http://www.economist.com/blogs/prospero/2015/09/review-future-conditional

Yes of course, every secondary school can be a good school too by using the above method for entry to yr 5 and 6 in elite schools, and JCs, but that will will mean giving less room to six-yr programmes, so one step at a time.

For starters, let’s make Every Primary School A Good School. After all we have a new Acting Minister of Education (Schools). He’d surely want to win his spurs to be in the running to be a future PM? But then his priority might be to avoid becoming another Lui or the CEO of NOL?

———————

*The Ministry of Education (MOE) will work towards making the education system more diverse, by taking into account “not just top down national needs but also bottom-up aspirations”, said Acting Education Minister (Higher Education and Skills) Ong Ye Kung, the other acting minister. [Added at 6.45am]

Security: Kampong spirit or software better?

In Public Administration on 07/06/2015 at 9:56 am

DPM Teo called for what I consider the “kampong spirit” to combat radicalisation after it became known

A Singaporean youth has been detained under the Internal Security Act (ISA) for terrorism-related activities since April this year, the Ministry of Home Affairs (MHA) announced on Wednesday (May 27).

…another youth was arrested in May under the ISA for further investigations into the extent of his radicalisation.

–  –  –

Deputy Prime Minister and Minister for Home Affairs Teo Chee Hean said Singapore faces real threats from radicalisation, similar to other countries. He noted that attacks can still happen, even if a country is already on high security alert.

“Our community leaders have worked hard to counter radical ideology. And we should all, from all communities in Singapore, support one another … All of us must play our part. If you know or suspect anyone who is becoming radicalised, please notify the authorities early,” Mr Teo said.

“You may be helping to save that person from harming himself and others.
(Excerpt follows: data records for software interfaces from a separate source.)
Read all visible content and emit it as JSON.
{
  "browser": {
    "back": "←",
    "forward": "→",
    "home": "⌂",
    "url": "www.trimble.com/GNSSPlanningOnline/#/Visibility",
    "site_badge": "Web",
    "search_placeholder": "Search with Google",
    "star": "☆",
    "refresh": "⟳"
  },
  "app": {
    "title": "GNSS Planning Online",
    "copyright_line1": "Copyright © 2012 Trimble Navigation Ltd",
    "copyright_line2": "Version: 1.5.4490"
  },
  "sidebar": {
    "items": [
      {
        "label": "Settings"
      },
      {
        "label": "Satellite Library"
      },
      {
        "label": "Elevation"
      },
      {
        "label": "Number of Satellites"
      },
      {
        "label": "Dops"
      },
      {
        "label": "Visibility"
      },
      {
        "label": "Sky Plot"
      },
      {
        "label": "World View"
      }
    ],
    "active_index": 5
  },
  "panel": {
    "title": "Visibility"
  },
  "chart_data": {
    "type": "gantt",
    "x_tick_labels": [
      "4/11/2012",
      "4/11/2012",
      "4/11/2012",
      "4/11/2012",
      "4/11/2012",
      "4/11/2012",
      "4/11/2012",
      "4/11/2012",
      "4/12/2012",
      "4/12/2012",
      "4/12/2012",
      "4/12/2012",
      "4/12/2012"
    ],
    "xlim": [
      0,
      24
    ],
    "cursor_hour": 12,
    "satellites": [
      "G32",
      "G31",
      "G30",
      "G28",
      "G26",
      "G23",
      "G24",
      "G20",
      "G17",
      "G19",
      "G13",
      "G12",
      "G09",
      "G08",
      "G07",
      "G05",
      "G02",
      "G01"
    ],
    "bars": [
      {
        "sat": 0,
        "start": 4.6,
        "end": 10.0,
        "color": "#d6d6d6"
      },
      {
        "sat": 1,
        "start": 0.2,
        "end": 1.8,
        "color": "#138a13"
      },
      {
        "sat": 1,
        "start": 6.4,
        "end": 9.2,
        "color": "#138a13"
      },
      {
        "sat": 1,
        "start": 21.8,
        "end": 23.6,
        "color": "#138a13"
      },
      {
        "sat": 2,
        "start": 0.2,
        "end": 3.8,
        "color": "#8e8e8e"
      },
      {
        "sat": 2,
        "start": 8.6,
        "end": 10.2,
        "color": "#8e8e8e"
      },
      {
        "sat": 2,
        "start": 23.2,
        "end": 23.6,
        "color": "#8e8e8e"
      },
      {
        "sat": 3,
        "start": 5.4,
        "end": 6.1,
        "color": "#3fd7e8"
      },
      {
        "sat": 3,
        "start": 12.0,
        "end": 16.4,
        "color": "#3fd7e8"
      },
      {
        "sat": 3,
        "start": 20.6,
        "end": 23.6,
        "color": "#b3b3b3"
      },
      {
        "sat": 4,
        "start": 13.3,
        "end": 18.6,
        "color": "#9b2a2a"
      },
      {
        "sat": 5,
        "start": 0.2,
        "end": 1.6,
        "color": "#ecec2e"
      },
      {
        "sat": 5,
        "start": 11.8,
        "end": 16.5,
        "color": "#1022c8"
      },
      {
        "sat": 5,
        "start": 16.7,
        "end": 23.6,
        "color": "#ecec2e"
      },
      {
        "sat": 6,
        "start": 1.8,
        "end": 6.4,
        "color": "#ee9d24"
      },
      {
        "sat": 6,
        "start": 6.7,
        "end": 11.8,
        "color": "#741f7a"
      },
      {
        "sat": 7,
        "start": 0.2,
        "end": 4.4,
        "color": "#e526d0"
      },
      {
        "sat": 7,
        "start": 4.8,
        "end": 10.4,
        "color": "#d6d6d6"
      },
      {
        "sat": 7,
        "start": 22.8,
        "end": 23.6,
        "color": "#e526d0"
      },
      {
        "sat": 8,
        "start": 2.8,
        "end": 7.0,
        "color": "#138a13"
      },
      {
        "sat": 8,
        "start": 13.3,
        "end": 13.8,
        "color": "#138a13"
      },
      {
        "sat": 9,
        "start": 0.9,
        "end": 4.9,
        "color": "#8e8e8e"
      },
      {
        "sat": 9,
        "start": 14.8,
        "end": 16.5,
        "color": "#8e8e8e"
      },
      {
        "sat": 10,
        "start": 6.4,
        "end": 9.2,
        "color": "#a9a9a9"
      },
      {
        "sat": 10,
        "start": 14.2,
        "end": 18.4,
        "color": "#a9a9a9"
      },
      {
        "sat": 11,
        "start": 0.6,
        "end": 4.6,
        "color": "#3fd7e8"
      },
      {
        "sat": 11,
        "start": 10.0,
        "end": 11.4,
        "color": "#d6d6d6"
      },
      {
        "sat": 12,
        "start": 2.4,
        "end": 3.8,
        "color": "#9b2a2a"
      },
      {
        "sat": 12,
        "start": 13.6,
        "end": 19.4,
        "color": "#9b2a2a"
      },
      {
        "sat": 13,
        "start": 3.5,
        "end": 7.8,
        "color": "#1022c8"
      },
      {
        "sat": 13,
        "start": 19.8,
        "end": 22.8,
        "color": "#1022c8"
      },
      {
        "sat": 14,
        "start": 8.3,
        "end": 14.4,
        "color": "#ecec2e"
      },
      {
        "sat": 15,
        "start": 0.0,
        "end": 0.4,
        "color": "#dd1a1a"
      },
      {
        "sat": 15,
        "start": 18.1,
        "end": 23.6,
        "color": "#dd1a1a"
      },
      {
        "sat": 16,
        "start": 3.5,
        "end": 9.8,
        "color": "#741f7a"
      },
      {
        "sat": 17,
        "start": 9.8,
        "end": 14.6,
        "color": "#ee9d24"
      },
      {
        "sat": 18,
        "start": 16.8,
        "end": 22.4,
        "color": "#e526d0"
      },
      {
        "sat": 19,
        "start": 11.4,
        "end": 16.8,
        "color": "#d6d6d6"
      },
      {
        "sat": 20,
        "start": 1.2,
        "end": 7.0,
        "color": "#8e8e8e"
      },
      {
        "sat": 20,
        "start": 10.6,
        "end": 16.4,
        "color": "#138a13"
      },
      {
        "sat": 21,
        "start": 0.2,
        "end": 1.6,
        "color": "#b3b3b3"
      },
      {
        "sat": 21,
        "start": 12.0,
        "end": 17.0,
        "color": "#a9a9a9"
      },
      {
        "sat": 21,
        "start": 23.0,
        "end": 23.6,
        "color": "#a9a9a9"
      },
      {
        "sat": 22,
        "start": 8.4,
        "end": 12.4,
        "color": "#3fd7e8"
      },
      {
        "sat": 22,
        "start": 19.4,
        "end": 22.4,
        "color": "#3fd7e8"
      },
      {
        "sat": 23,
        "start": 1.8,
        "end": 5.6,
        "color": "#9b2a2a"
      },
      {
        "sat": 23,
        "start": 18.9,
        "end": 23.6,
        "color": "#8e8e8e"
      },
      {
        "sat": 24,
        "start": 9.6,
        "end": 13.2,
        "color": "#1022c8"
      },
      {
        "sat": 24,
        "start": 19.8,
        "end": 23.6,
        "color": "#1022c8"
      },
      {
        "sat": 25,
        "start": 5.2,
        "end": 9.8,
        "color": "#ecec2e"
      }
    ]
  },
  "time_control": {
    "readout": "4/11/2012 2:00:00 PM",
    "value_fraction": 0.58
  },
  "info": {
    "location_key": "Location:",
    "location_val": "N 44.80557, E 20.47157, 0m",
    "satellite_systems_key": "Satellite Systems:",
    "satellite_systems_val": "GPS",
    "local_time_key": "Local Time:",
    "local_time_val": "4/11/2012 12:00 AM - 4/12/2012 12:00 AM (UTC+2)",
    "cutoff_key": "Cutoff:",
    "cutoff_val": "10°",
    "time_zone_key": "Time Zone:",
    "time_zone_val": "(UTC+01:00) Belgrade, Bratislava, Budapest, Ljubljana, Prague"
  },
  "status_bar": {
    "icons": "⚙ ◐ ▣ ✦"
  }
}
And our security agencies will do their utmost to detect and prevent any terrorist attacks.”

“We must strengthen our community resilience so that if an incident were to occur here, we can recover and emerge even stronger, and more united,” he added.
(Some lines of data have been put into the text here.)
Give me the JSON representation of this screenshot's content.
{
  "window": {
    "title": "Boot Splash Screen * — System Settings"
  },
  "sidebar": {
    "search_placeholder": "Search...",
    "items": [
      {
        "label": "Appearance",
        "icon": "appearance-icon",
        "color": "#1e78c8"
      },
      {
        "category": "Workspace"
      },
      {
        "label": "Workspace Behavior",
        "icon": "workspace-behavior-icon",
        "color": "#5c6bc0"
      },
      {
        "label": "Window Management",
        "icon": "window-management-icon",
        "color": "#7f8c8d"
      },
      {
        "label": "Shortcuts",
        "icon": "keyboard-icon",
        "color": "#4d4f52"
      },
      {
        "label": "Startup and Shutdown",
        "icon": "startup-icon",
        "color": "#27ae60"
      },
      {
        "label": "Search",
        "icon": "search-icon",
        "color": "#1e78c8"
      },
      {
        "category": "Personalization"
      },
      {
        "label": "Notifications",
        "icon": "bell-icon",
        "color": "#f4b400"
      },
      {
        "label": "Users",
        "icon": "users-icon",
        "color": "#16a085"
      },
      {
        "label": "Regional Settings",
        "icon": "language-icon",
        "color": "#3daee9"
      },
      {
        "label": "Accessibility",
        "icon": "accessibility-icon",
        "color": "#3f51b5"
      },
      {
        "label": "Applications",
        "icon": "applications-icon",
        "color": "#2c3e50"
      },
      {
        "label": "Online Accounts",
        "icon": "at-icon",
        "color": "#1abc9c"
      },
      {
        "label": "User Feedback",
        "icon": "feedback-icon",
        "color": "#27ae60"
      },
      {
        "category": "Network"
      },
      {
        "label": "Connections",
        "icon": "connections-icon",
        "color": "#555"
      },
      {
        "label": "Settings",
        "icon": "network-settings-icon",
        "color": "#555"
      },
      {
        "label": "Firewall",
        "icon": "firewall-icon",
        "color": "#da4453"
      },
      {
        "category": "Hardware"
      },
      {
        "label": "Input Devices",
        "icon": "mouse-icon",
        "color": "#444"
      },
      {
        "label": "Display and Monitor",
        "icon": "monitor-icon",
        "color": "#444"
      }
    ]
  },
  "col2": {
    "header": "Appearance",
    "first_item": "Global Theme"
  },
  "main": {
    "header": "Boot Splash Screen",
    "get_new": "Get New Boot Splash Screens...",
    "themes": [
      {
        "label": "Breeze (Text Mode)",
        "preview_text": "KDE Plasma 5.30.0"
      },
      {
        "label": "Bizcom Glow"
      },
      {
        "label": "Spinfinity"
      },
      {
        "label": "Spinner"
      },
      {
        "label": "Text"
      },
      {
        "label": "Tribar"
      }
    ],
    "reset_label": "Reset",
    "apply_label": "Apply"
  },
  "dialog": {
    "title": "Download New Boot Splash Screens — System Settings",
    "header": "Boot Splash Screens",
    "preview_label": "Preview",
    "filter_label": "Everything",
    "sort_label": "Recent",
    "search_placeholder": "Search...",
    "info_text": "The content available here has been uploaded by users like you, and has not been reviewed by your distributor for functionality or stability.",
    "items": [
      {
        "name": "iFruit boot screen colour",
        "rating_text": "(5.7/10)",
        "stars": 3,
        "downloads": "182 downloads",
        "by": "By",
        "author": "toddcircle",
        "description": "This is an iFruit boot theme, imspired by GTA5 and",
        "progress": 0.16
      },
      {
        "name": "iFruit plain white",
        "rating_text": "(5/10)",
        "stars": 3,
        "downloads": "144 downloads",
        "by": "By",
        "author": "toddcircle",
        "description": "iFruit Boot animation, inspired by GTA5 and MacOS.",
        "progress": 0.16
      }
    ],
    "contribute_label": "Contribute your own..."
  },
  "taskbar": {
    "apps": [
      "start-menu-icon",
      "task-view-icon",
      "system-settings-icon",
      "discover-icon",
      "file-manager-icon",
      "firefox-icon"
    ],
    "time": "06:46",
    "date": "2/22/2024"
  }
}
(CNA)

Err what about more high tech stuff?

In the UK, schools are being offered new software that helps teachers spy on pupils’ potentially extremist online activity.

It alerts teachers if pupils use specific terrorism-related terms or phrases or visit extremist websites on school computers, laptops or tablets.

Teachers are encouraged to look for a pattern of behaviour rather than raise the alarm after a single warning.

http://www.bbc.com/news/education-32996327

Seems we don’t have similar software because “Fortunately, another person who knew Arifil [the detainee] noticed the changes in him, and had brought him to the attention of the authorities, who were then able to investigate the matter and take action before he could carry out his violent attack plans in Singapore,” said MHA.